The answer must be a single number: how many lines of the entries below include "Explorer".

*DATA FOR ANALYSIS*.
*** Begin section ***

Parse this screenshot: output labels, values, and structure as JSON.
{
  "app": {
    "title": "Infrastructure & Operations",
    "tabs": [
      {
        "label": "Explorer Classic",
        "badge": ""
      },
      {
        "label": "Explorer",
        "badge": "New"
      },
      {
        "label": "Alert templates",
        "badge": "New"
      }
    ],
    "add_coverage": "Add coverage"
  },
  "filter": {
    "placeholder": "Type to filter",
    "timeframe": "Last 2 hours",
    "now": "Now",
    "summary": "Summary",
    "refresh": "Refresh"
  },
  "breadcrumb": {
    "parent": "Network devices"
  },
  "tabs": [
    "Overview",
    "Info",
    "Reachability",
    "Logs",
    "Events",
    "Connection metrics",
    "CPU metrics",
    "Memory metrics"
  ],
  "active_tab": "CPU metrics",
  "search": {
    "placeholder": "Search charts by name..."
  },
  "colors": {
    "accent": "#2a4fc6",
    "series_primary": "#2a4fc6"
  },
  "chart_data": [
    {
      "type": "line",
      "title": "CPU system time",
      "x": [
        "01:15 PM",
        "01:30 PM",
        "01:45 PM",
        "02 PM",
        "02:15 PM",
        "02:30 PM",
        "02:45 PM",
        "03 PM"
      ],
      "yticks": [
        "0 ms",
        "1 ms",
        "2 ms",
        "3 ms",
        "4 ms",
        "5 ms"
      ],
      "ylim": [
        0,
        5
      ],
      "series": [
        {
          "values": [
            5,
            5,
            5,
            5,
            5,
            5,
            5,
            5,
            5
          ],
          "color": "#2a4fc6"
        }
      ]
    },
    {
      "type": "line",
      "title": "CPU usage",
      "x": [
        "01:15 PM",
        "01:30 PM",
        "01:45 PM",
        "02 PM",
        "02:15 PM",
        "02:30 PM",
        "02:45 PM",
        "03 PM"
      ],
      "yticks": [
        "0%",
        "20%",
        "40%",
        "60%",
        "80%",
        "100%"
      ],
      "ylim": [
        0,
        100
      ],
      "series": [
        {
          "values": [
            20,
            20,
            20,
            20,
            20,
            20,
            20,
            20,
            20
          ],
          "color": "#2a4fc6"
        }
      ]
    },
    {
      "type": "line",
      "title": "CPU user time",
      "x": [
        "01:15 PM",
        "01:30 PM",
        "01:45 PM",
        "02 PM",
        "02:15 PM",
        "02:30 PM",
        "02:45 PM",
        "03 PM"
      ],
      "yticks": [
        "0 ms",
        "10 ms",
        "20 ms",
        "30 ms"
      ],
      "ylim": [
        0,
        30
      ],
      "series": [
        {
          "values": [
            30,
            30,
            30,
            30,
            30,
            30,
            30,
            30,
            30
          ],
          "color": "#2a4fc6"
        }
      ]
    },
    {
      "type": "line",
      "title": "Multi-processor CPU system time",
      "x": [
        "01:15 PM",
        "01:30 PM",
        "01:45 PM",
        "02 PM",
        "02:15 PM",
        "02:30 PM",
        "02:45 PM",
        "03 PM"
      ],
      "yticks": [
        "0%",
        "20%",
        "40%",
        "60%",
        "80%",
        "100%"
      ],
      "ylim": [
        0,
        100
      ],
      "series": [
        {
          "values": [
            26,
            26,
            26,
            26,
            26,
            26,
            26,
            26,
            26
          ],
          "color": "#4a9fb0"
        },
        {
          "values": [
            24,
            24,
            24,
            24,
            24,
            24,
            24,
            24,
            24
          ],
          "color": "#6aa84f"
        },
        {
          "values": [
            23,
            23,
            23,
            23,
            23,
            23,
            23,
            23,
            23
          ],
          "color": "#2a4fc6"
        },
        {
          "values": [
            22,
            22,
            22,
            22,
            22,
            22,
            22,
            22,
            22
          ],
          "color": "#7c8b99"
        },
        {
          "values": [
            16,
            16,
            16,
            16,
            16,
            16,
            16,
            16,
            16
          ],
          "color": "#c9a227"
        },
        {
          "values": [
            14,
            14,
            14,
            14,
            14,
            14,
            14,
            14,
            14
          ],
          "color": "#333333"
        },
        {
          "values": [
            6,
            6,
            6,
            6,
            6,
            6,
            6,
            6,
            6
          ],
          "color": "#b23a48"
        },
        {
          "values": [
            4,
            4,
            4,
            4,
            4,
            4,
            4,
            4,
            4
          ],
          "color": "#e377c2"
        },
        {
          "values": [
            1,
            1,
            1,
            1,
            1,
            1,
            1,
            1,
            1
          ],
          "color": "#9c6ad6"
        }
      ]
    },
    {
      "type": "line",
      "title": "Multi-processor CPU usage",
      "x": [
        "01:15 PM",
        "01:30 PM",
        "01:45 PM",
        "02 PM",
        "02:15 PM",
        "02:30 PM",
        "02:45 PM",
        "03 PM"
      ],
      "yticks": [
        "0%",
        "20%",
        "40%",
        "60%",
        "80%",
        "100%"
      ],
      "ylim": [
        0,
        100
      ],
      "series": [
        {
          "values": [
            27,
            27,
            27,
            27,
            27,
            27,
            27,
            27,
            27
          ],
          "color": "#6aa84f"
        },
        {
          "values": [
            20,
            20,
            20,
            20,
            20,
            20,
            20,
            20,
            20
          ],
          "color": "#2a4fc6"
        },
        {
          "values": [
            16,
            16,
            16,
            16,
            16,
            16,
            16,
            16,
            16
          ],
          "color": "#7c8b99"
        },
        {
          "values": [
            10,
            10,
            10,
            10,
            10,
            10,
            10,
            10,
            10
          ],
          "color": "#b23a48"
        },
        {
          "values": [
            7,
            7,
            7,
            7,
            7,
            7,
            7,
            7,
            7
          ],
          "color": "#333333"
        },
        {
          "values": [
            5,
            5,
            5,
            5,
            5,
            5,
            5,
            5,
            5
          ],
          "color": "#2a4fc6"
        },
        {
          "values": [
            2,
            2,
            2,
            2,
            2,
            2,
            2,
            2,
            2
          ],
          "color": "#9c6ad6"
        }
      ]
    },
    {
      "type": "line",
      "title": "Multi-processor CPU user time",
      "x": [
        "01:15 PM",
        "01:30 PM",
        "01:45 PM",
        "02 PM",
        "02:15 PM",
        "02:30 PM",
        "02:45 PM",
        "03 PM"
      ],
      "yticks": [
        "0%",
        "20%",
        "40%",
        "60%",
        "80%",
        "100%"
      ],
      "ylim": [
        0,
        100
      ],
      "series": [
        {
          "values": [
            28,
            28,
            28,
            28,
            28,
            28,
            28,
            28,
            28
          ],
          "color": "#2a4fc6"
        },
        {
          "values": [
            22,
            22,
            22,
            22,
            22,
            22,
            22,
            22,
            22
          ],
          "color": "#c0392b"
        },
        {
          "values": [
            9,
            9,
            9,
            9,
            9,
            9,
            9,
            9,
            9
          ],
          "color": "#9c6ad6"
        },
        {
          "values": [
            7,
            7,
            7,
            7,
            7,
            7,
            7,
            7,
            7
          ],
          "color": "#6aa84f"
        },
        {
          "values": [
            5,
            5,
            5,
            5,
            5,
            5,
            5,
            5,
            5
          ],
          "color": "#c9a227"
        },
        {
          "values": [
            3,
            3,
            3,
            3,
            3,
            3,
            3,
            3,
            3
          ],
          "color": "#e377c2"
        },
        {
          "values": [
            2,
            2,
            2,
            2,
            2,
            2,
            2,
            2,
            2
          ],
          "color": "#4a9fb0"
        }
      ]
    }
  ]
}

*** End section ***
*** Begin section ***

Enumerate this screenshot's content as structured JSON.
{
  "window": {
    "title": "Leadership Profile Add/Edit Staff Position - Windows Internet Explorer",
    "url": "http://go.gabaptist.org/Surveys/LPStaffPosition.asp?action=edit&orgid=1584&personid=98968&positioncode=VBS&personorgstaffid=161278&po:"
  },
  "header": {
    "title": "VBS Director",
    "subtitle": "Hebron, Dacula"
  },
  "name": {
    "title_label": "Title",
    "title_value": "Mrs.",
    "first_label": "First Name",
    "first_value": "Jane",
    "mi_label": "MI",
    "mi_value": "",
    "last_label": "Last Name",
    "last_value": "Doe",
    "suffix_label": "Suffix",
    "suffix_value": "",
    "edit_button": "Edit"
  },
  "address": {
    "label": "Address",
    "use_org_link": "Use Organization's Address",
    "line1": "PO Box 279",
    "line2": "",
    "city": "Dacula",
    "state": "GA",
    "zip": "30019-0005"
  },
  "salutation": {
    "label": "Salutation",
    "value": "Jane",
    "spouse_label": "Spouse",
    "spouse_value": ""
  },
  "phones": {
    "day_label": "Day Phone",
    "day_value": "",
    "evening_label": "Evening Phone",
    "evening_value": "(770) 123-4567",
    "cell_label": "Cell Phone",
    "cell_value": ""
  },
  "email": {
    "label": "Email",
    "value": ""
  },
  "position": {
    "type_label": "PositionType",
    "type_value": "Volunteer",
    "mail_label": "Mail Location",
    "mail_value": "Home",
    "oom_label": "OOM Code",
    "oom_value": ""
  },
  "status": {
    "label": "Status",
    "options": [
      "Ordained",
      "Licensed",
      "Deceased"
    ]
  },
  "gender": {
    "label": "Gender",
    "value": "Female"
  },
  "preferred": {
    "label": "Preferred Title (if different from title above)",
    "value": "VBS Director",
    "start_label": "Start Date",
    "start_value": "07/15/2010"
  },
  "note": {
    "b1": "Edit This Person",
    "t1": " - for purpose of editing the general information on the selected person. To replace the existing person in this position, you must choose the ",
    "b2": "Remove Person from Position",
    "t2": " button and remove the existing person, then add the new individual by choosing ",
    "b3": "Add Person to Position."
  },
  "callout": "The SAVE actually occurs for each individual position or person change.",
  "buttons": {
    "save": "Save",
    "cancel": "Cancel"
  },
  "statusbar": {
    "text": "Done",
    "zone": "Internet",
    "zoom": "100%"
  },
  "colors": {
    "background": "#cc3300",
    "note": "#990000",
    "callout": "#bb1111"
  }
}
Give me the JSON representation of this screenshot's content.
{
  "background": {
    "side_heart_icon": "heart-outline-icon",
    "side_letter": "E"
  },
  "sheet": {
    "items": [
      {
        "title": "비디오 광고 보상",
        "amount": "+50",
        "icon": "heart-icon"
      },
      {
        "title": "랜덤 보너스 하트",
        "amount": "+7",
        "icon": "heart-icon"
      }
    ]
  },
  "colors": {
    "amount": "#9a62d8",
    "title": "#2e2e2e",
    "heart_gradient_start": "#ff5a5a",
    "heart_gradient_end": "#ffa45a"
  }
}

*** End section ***

*SOLUTION*.
3